That's good news for the Chinese people, but it's making China less attractive as a place for companies to save money. China now finds itself in competition with nearby countries where the wages are even lower, such as Vietnam.
6) Lack of Entrepreneurialism
Conformity still reigns in China. Certain sectors are allowed a looser rein, but by and large Chinese society lacks the freedom and dynamism of Western cultures, which in turn stifles innovation in China.
China tries to maintain an authoritarian government and still enjoy the economic fruits of an open society, but it can't have it both ways. It's trying to twist the arms of foreign companies to agree to industrial offsets that transfer advanced technology to China, but companies are pushing back, for reasons of national security.
Eventually, China will have to choose between being free and prosperous, or autocratic and economically sclerotic. (Witness its recent imbroglio with Google.) In 1989, when faced with this stark choice, China's rulers chose repression and clamped down on dissent. China will soon arrive at this fateful crossroads again. We all know what happened to the Soviet Union, when it faced a similar dilemma in 1991 -- it collapsed.
7) Rampant Corruption
China is having a hard time coming to grips with these problems, and a major reason is corruption at all levels of officialdom. To get anything done, the right palms have to be greased. Multinational companies are hit up for thinly veiled bribes; local officials exploit average people by insisting on payoffs at every turn; the courts are rigged and a stable set of laws governing, say, property rights are virtually non-existent.

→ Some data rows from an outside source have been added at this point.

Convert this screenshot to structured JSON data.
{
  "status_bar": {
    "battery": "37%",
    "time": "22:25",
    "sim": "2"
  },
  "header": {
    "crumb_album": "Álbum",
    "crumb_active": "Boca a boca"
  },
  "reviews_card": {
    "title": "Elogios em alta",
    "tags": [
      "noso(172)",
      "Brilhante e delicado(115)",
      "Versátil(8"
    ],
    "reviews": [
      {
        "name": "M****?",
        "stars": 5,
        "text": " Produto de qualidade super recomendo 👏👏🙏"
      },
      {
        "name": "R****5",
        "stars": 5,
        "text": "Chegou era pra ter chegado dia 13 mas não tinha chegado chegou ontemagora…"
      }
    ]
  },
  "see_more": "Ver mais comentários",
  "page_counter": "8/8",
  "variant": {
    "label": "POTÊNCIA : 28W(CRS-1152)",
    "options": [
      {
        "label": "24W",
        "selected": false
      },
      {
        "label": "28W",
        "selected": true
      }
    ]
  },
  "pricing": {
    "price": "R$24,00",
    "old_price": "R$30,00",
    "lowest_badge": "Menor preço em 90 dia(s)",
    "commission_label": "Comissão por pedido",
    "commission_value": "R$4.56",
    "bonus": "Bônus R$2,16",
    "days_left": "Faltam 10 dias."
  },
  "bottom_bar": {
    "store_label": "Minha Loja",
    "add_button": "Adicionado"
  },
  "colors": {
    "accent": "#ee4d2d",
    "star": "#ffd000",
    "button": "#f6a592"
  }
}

A powerful and entrenched coterie of big shots have a vested interest in maintaining the status quo, which makes it difficult for China to reform its problems.
8) Severe Pollution
Chinese construction projects, whether they're hydroelectric dams or river diversions, suffer from the same wasteful gigantism that the Soviet Union experienced during its days under Stalin. Massive projects are wiping out entire villages, ruining the ecosystem, spoiling agriculture, and polluting the air, food, soil, and water.
Air pollution is at epidemic levels; dust bowls ravage the interior; and the public health continues to suffer. The Chinese have resisted all international protocols to deal with global warming. Soon, the country's fouling of its own nest will generate social repercussions and economic problems.